TASK DESCRIPTION: Go through the lines below and tally those containing the string "mysql". Respond with the number only.

SOURCE MATERIAL:
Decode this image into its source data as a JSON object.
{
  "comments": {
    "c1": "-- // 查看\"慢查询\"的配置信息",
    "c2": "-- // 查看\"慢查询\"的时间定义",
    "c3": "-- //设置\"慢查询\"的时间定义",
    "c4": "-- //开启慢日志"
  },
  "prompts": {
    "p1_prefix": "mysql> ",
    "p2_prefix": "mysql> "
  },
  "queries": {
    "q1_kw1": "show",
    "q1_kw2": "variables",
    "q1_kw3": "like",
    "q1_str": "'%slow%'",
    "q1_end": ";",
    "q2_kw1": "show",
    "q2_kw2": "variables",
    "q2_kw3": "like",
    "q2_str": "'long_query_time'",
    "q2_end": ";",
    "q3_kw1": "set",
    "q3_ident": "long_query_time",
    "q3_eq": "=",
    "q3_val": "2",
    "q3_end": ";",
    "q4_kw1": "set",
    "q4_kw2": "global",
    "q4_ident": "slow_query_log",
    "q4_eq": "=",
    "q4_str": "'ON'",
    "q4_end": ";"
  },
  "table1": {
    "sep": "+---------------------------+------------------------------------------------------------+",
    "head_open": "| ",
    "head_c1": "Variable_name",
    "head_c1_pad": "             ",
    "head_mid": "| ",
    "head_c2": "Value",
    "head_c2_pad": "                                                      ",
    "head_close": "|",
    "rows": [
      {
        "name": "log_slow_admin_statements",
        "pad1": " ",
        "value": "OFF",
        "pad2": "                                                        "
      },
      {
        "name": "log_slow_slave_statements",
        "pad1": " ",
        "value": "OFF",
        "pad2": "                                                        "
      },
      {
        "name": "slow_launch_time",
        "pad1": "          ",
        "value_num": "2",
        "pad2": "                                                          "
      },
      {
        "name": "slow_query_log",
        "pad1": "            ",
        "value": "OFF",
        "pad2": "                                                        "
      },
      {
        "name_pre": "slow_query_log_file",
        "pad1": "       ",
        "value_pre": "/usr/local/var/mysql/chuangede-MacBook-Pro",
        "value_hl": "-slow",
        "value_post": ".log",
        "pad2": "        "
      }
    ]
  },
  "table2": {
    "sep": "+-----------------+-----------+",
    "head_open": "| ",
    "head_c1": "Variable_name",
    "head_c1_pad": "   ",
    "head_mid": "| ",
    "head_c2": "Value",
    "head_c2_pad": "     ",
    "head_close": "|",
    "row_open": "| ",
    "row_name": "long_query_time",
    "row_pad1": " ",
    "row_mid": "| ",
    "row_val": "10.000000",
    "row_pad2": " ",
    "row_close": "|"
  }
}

RESPONSE TO THIS TASK: 3